Having come across Remuse Designs early in 2020, I was excited to walk Tamara’s Afro-futuristic garments on the runway, a celebration of movement and fluidity. In similarity, the versatile designs of Jude Ng are unique, as his fashion forward technique creates unconventional shapes. The bias silhouettes of Project Bowen’s pieces made me feel like a flirtatious criminal whilst the dress I wore from Vow studio brought out my carefree femininity. 

The construction-led approach to RawEms on trend pieces, explore shape and pattern with reconstructive confidence and freedom of creativity. I could tell instantly when putting on my Hew garments that these pieces were made with quality fibres. Another brand whose ethos I admire are those of Yevu, their vibrant designs create transformative opportunities for women in Ghana. I also had a lot of fun when wearing Mazi, stepping back in time, their vintage inspired pieces oozed feminine individuality. 

The one concept that bound all the featured designers together is their commitment to slow, ethically produced fashion and it was a privilege to be able to parade them at the Revival Runway Show. 

Prior to this event, I had no knowledge of Revival Runway and the unique concept that this organisation has to offer. The non-profit organisation offers a platform to promote small local fashion businesses, with a focus on ethical and sustainable manufacturing. The team volunteers their time creating content and events that bring consumer awareness to the amazing talent we have in our own backyard.  

The globalisation of the fashion industry has made it easier and cheaper for consumers to purchase clothing, however, this is having a detrimental impact on our local creative community. With the ‘shop local’ trend becoming synonymous with shopping responsibly, there couldn’t be a better time to elevate the creative community we have here in Australia. Revival Runway inspires and encourages fashion enthusiasts and consumers alike to value the talents of independent and emerging Australian labels. 

Currently studying Fashion Design & Sustainability at COLLARTS, I have so much respect for what the Revival Runway offers to the local community of consciously made fashion. 

I moved to Melbourne six years ago, from a small town in central NSW. It was the creative industry that drew me to move to Melbourne, the music, the arts and of course the fashion community. It wasn’t until I started the COLLARTS Fashion Sustainability course, this time last year, did I completely trust that I am in the right place for myself. In recent years my own personal growth and education has refined my values of ethical manufacturing and a conscientious design approach to fashion. 

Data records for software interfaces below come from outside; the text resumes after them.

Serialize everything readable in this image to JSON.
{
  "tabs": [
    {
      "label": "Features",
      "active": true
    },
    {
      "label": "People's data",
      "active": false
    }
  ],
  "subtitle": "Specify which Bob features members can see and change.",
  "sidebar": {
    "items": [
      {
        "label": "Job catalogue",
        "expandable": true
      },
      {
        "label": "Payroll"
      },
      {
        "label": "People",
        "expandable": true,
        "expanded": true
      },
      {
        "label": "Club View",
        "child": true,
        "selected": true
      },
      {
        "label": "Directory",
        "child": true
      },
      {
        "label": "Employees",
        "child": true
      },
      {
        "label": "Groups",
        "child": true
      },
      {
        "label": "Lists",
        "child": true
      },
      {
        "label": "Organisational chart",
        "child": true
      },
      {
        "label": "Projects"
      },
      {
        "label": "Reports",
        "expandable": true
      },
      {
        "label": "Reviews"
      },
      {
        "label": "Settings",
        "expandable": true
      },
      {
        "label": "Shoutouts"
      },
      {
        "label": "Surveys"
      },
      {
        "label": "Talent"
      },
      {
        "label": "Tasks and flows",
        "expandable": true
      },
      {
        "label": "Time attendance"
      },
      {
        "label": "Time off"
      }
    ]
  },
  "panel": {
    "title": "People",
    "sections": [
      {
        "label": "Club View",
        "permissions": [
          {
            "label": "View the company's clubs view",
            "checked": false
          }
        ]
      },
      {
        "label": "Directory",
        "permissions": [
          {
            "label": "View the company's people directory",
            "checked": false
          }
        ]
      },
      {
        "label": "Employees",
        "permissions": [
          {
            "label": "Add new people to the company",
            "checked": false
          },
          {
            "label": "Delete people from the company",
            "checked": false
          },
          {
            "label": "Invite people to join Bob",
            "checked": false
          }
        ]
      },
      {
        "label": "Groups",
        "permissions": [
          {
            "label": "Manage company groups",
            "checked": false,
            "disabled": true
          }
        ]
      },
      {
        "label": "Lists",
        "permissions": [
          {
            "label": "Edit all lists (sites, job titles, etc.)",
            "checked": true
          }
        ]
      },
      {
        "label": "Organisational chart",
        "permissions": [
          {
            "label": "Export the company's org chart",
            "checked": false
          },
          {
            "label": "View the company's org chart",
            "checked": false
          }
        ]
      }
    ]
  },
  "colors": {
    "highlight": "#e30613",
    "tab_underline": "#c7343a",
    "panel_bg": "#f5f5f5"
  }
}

I believe that knowledge is vital for systemic change within the fashion industry. In addition to studying full-time I also work for a Melbourne-based Fairtrade apparel company called Etiko

The fashion industry, as we know, is a rapidly growing industry contributing to global emissions and waste accumulation. In saying this, it thrills me to be a part of a network that is continually looking to support ethical and sustainable designers. 

Discover more interesting independent Australian fashion brands in our list of Brands & Designers.